Has “chemical” become a generic term? It seems rather pointless to use the term “chemical compound” if you can just as easily say “chemical”. I feel there must be a significant difference between the two and that the term “chemical” is used so as not to confuse the general public.

Lastly, depending how the previous has been answered, are all chemical compounds considered chemicals? Or are there exceptions?

Thanks in advance.

I just use the word ‘compound’ when talking to other chemists. They know it is a chemical and not a fenced off area. eg What compound are you trying to isolate?

I would say ‘chemical’ is synonymous with ‘chemical compound’ when talking about the noun. But ‘chemical’ can be used as a (word wot goes in front of other word) e.g chemical reaction, chemical safety, chemical product, chemical abstracts, chemical engineering, …

All chemical compounds are chemicals.

A chemical compound is a bunch of molecules, with each molecule made up of atoms (elements) combined in constant proportion.

Btw, a chemical substance can by made up of many (or one) compounds or elements.

I hope you win.

In common parlance (and especially when people are trying to sell you health food :rolleyes: ), “chemical” means “something we want you to think is nasty, unnatural, harmful, or all three”.

That really annoys me. So, what antechinus said. (Remember, the only thing that is “chemical-free” is NOTHING, i.e. a vacuum.)

You’re trying to create a distinction that doesn’t exist. The two terms are perfectly synonymous.

Oh, and yes, water is a chemical. A chemical is any molecular compound - which basically excludes ionic compounds (like salts).

The IUPAC ‘Gold Book’, the most authoritative source for chemical definitions, lacks definitions for ‘chemical’ and ‘chemical compound’, probably because these terms are necessarily vague. It does provide this definition for chemical substance:

Note that this definition does not exclude ionic substances (which are comprised of ‘formula units’ of constant composition) or elemental substances comprised of atoms. Making a distinction between these types of substances is unnecessary and confusing (e.g. ‘salt isn’t a chemical [compound], it’s an ionic substance’). Some high-school level definitions of ‘chemical compound’ do require the substance to be comprised of more than one type of atom, but this is a rather pedantic distinction used for teaching the composition of different types of substances.

In the literature, ‘chemical’ and ‘chemical compound’ are not commonly used, for the reason antechinus mentioned. Generally, one would use ‘compound’ or a more descriptive label (‘the alcohol’, ‘the ketone’, ‘the polypeptide’).

Saturday Night Live episode featuring Al Franken:

“Then there’s H2O–simple water! See? Everything’s a chemical!”
“Here, have a drink of this!! It’s H2SO4!”
<gulp, gulp>
“Yes, simple sulfuric acid!”
<gag, splurt>

I would categorically disagree with that statement.

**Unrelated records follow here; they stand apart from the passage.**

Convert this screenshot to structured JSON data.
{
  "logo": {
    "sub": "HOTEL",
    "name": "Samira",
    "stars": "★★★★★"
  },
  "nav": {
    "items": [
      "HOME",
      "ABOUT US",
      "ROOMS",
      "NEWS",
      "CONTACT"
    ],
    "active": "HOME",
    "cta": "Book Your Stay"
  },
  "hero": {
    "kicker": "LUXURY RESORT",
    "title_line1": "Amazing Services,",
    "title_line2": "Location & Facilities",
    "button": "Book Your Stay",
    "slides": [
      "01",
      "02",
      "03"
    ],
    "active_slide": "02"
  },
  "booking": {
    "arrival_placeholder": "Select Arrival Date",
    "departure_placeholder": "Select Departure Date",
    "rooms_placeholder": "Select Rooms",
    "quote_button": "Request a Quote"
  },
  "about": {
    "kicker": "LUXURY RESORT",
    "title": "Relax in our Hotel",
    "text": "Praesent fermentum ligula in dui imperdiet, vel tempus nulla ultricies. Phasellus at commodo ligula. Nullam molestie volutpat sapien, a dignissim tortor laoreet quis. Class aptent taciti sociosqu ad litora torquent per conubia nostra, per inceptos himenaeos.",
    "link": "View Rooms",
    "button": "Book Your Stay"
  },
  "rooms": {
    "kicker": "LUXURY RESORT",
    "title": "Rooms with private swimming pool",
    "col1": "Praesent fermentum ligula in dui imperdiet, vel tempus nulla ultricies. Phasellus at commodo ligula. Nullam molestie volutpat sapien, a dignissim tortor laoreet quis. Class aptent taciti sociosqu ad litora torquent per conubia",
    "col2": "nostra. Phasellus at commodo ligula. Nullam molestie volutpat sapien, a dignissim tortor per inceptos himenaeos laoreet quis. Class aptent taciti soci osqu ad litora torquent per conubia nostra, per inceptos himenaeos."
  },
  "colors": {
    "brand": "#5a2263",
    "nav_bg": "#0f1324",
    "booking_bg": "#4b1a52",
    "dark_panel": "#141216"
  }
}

Salts are definitely chemicals, by any definition I encountered in my chemistry degree.

:: shuts up ::
Well, I decided not to pursue a chemistry degree, so I can’t argue. I’m probably remembering what I learned in high school chemistry.

It sounds to me like the chemists here are saying that the word “chemical” is used as an adjective only in their field, not a noun. But in popular usage, we laity say “chemical” to mean “chemical compound.”

Agree. You can quibble over whether or not it’s a compound and/or a molecule–if anything, the entire lattice could be one large molecule–but it’s definitely a chemical.

Couldn’t one also refer to a chemical element, i.e., a substance that is made of single atoms not bonded together - covalently or ionically - such as helium, neon, or other noble elements?